Data records ->
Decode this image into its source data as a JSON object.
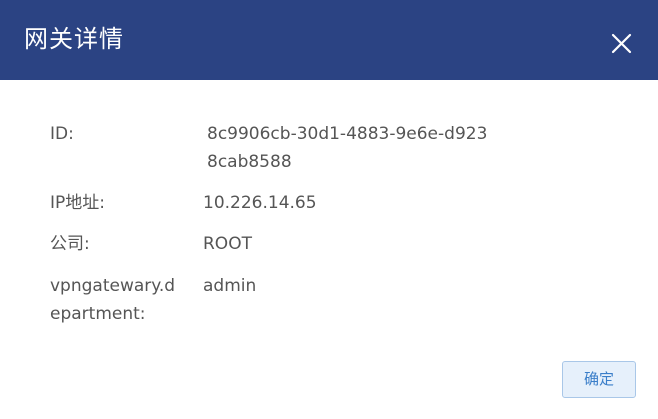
{
  "dialog": {
    "title": "网关详情",
    "close_icon": "close-icon",
    "header_color": "#2b4383"
  },
  "fields": {
    "id_label": "ID:",
    "id_value_line1": "8c9906cb-30d1-4883-9e6e-d923",
    "id_value_line2": "8cab8588",
    "ip_label": "IP地址:",
    "ip_value": "10.226.14.65",
    "company_label": "公司:",
    "company_value": "ROOT",
    "department_label_line1": "vpngatewary.d",
    "department_label_line2": "epartment:",
    "department_value": "admin"
  },
  "footer": {
    "confirm_label": "确定",
    "accent_color": "#3a7ec9"
  }
}
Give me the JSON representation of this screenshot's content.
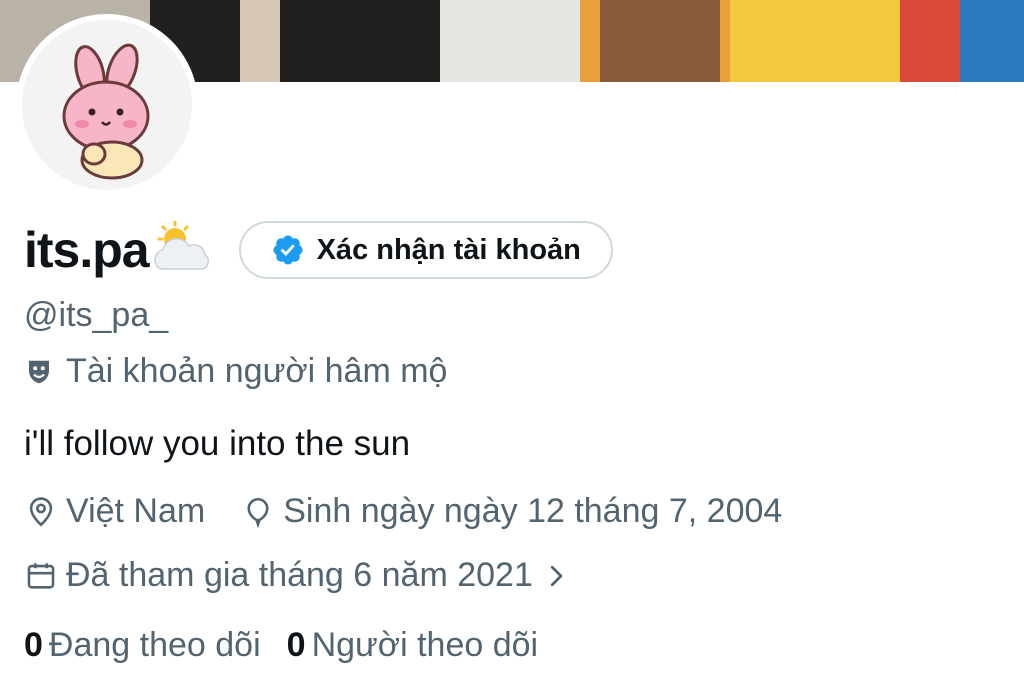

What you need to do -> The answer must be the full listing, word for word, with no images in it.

Answer for the task ->
Decode this image into its source data as a JSON object.
{
  "dialog": {
    "title": "网关详情",
    "close_icon": "close-icon",
    "header_color": "#2b4383"
  },
  "fields": {
    "id_label": "ID:",
    "id_value_line1": "8c9906cb-30d1-4883-9e6e-d923",
    "id_value_line2": "8cab8588",
    "ip_label": "IP地址:",
    "ip_value": "10.226.14.65",
    "company_label": "公司:",
    "company_value": "ROOT",
    "department_label_line1": "vpngatewary.d",
    "department_label_line2": "epartment:",
    "department_value": "admin"
  },
  "footer": {
    "confirm_label": "确定",
    "accent_color": "#3a7ec9"
  }
}
Give me the JSON representation of this screenshot's content.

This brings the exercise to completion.